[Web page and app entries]
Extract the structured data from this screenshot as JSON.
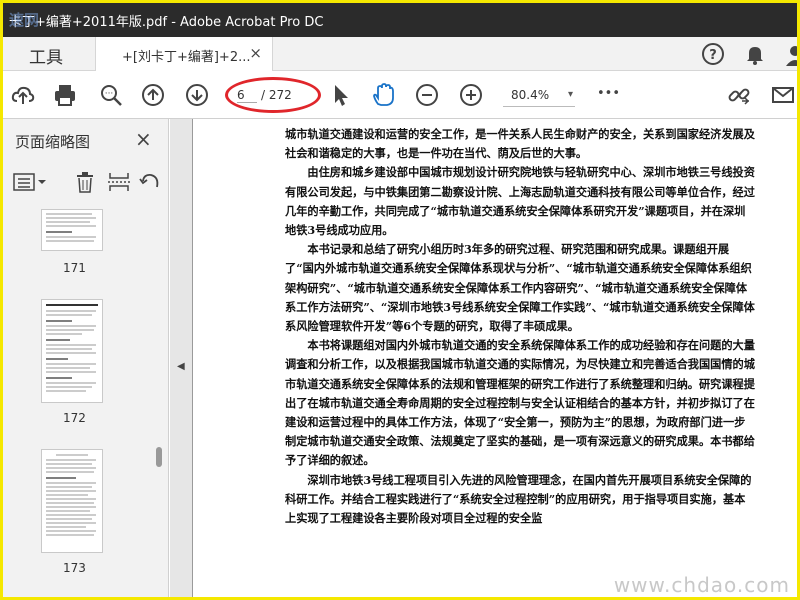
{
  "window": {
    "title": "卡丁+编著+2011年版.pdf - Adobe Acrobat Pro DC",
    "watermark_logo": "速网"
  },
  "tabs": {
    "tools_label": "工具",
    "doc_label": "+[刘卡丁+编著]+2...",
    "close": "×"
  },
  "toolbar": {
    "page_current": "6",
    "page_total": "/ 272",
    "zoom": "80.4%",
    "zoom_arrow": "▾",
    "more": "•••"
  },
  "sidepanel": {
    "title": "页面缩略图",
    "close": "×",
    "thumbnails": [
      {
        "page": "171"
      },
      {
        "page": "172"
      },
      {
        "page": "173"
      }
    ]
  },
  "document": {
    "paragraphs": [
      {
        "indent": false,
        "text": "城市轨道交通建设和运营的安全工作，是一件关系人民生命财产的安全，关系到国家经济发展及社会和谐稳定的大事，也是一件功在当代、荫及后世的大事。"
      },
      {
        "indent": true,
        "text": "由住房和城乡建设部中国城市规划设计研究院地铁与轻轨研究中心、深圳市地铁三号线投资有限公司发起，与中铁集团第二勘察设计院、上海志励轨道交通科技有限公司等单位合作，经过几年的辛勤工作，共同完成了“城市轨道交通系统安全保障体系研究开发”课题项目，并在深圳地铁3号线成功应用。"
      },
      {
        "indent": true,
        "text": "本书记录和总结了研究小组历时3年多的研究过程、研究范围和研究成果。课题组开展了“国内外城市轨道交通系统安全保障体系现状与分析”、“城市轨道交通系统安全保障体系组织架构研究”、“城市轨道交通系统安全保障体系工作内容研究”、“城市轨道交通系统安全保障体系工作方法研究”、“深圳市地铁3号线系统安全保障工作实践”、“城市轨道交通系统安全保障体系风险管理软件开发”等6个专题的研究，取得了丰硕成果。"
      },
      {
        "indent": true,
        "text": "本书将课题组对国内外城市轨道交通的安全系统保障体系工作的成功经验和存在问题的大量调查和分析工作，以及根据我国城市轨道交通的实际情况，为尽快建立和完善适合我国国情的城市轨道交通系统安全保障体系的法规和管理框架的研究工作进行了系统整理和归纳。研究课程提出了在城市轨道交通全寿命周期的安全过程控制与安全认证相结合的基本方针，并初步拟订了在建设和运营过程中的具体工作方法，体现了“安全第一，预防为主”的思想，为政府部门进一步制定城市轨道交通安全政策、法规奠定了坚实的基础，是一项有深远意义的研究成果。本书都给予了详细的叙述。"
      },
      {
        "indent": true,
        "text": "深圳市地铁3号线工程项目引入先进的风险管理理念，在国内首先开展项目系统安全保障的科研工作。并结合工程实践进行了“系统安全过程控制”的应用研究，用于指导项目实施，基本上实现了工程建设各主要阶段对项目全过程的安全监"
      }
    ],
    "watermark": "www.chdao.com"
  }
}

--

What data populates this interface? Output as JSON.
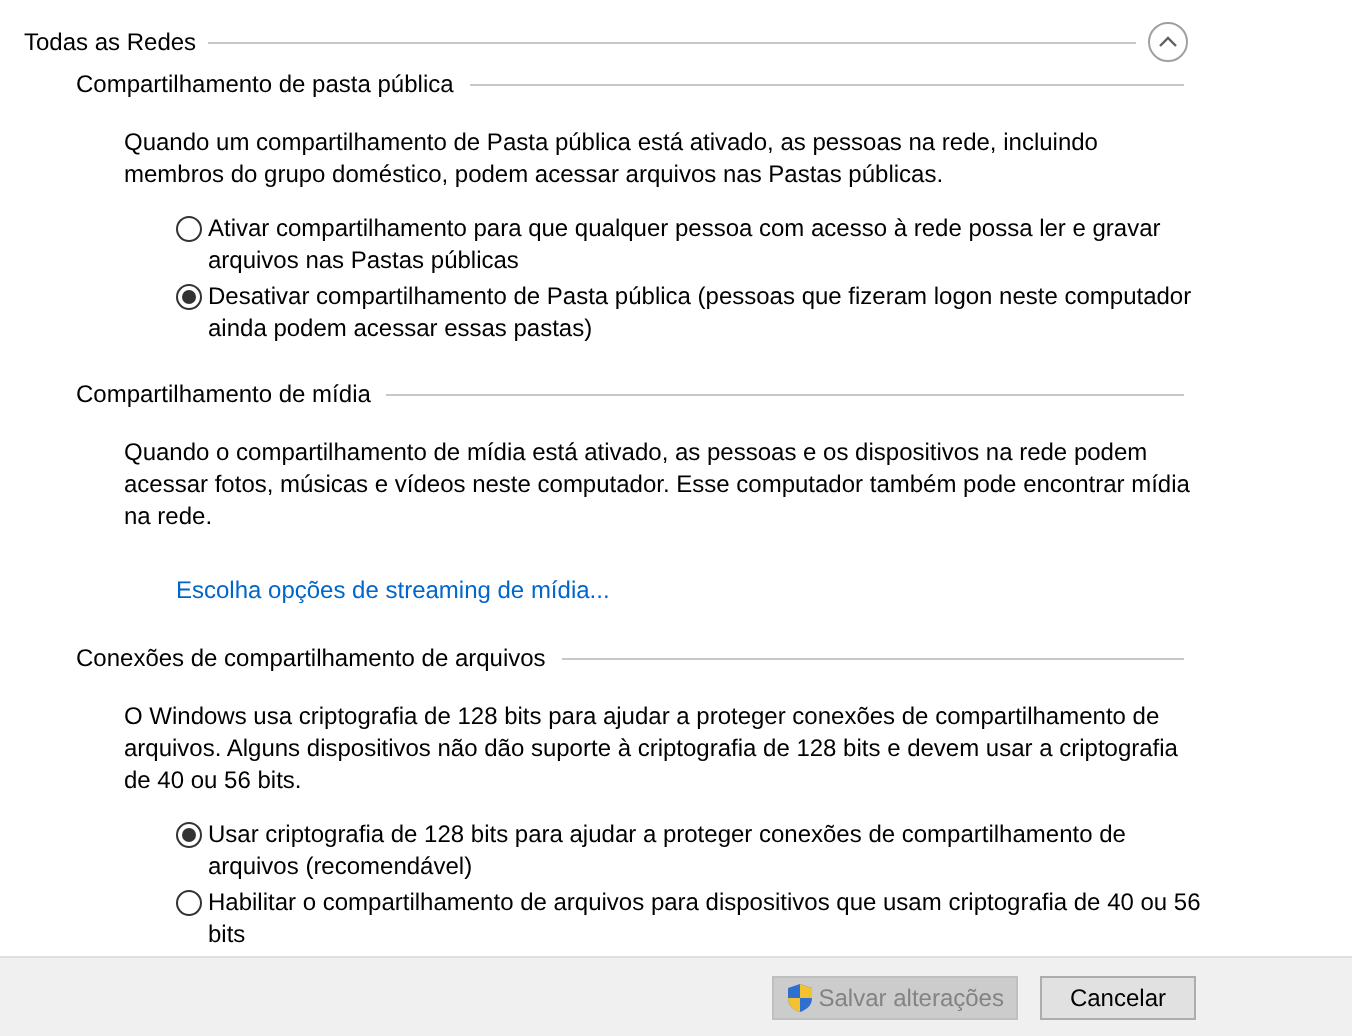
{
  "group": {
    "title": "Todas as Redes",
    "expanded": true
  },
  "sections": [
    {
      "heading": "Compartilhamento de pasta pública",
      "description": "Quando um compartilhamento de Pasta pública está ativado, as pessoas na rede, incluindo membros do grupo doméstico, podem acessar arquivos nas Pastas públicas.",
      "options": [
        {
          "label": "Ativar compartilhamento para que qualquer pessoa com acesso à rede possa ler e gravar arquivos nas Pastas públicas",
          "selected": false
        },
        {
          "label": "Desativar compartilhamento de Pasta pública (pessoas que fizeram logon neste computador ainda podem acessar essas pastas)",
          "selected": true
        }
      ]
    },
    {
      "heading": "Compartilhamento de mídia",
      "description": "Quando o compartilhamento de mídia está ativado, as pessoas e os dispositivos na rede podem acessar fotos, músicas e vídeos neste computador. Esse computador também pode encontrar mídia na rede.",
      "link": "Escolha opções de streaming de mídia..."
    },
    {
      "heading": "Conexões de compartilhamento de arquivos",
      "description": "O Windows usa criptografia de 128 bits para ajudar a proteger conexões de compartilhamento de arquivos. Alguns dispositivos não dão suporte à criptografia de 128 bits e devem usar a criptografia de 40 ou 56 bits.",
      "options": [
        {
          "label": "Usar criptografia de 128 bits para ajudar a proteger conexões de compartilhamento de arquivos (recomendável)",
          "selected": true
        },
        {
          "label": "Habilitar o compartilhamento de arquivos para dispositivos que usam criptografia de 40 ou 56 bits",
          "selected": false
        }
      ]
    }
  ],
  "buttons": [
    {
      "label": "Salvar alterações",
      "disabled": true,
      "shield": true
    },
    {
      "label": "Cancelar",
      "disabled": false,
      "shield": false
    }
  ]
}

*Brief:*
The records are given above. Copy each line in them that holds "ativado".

*Written reply:*
      "description": "Quando um compartilhamento de Pasta pública está ativado, as pessoas na rede, incluindo membros do grupo doméstico, podem acessar arquivos nas Pastas públicas.",
      "description": "Quando o compartilhamento de mídia está ativado, as pessoas e os dispositivos na rede podem acessar fotos, músicas e vídeos neste computador. Esse computador também pode encontrar mídia na rede.",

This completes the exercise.